Would you copy each line of the records that includes the word "JSON"?

[Entries from a dataset of interfaces]
■ ■ ■ ■

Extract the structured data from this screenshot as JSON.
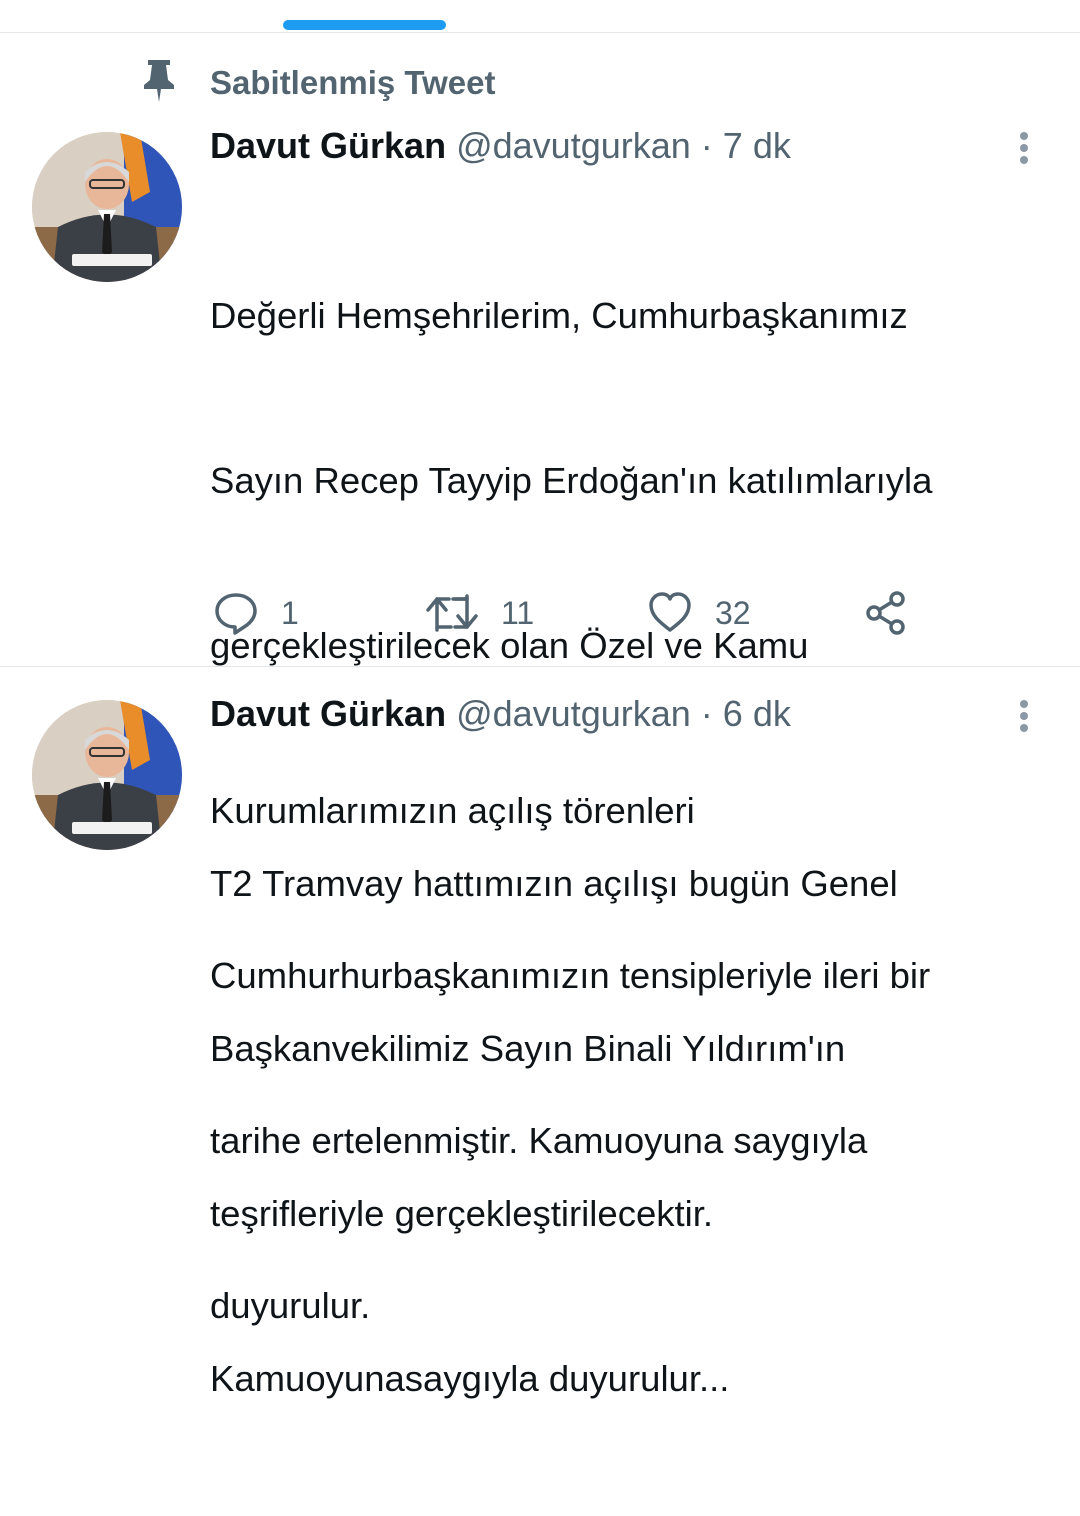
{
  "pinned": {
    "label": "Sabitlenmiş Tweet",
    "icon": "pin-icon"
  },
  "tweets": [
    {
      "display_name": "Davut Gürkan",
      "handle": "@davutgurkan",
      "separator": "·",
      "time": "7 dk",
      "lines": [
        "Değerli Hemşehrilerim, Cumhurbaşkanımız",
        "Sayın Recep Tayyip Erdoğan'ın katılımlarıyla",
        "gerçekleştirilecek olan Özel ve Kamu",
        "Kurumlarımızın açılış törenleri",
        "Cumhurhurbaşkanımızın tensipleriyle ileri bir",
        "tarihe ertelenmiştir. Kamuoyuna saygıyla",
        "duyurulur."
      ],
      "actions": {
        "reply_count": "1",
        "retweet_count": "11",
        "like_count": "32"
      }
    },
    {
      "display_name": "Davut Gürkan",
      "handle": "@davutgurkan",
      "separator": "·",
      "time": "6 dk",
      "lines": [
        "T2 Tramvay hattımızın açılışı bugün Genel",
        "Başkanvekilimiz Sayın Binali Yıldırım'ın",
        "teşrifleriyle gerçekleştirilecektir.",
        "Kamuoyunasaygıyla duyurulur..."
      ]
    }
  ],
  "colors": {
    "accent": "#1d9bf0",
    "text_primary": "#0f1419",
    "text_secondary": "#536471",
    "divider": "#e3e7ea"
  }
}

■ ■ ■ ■

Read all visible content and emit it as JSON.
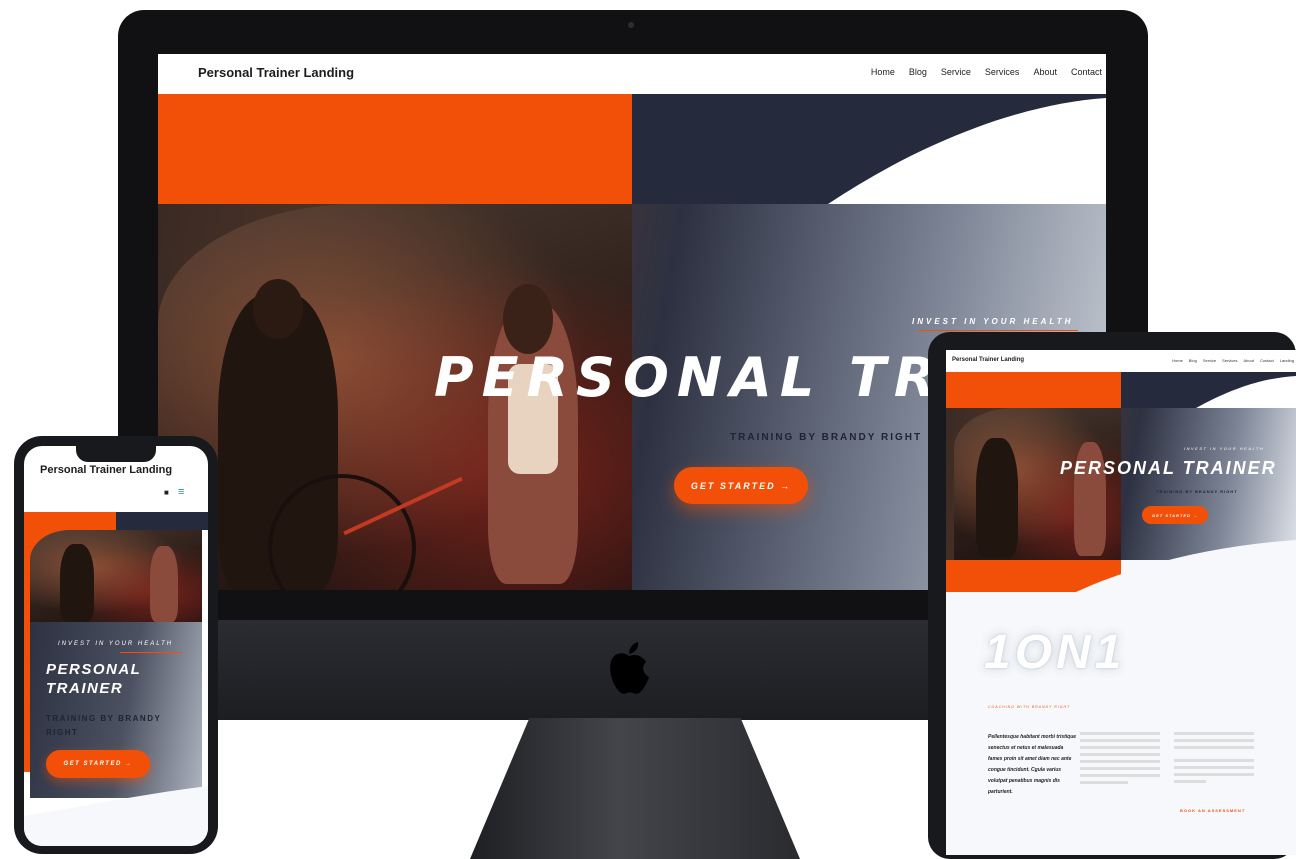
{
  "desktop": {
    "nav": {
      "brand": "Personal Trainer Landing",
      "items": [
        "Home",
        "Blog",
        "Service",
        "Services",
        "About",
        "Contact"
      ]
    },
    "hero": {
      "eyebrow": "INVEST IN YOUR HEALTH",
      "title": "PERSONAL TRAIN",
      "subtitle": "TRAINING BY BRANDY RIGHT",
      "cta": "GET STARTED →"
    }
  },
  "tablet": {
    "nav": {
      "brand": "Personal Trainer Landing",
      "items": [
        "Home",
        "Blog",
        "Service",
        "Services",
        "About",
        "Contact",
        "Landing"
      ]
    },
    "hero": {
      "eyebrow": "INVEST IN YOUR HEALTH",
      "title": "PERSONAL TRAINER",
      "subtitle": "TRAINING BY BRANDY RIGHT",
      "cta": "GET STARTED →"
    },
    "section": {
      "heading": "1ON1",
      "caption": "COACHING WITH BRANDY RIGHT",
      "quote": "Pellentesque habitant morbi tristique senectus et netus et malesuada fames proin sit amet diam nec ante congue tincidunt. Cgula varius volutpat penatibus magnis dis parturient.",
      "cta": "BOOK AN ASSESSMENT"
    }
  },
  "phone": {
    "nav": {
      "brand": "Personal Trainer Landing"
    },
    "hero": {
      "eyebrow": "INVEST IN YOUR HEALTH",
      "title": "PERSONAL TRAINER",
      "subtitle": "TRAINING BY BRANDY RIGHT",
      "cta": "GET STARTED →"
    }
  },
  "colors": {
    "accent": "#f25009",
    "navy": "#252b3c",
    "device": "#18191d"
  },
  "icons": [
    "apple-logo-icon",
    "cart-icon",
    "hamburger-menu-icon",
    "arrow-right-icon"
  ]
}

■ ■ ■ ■

[Reply]
Extract the structured data from this screenshot as JSON.
Read all visible content and emit it as JSON.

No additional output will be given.